- **PROBLEM DETAILS**: Please report every line in the entries that contains the string "allows".

- **DATASET EXCERPTS**:
[Start of section]

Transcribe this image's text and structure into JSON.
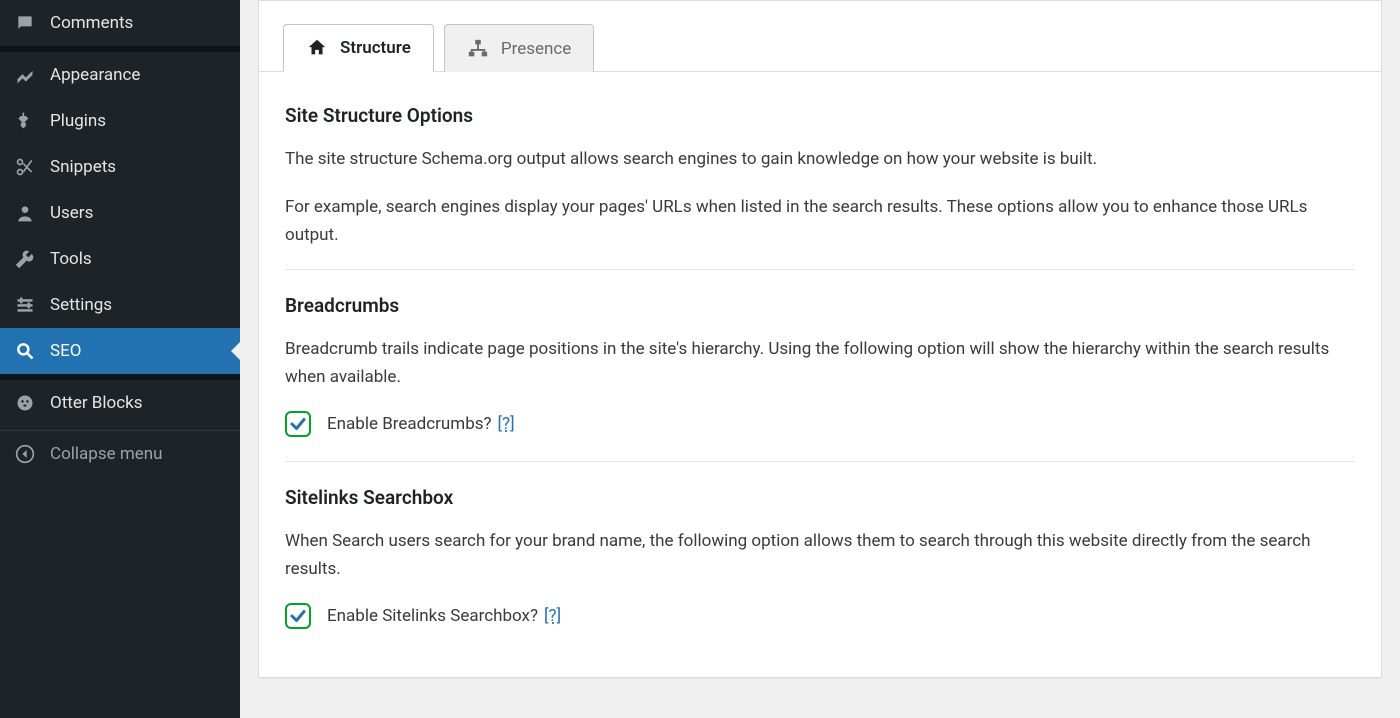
{
  "sidebar": {
    "items": [
      {
        "key": "comments",
        "label": "Comments"
      },
      {
        "key": "appearance",
        "label": "Appearance"
      },
      {
        "key": "plugins",
        "label": "Plugins"
      },
      {
        "key": "snippets",
        "label": "Snippets"
      },
      {
        "key": "users",
        "label": "Users"
      },
      {
        "key": "tools",
        "label": "Tools"
      },
      {
        "key": "settings",
        "label": "Settings"
      },
      {
        "key": "seo",
        "label": "SEO"
      },
      {
        "key": "otter",
        "label": "Otter Blocks"
      }
    ],
    "collapse_label": "Collapse menu"
  },
  "tabs": {
    "structure": {
      "label": "Structure"
    },
    "presence": {
      "label": "Presence"
    }
  },
  "sections": {
    "site_structure": {
      "heading": "Site Structure Options",
      "p1": "The site structure Schema.org output allows search engines to gain knowledge on how your website is built.",
      "p2": "For example, search engines display your pages' URLs when listed in the search results. These options allow you to enhance those URLs output."
    },
    "breadcrumbs": {
      "heading": "Breadcrumbs",
      "desc": "Breadcrumb trails indicate page positions in the site's hierarchy. Using the following option will show the hierarchy within the search results when available.",
      "option_label": "Enable Breadcrumbs?",
      "help": "[?]",
      "checked": true
    },
    "sitelinks": {
      "heading": "Sitelinks Searchbox",
      "desc": "When Search users search for your brand name, the following option allows them to search through this website directly from the search results.",
      "option_label": "Enable Sitelinks Searchbox?",
      "help": "[?]",
      "checked": true
    }
  }
}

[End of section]

- **RESULT FOR THIS EXERCISE**:
      "p1": "The site structure Schema.org output allows search engines to gain knowledge on how your website is built.",
      "desc": "When Search users search for your brand name, the following option allows them to search through this website directly from the search results.",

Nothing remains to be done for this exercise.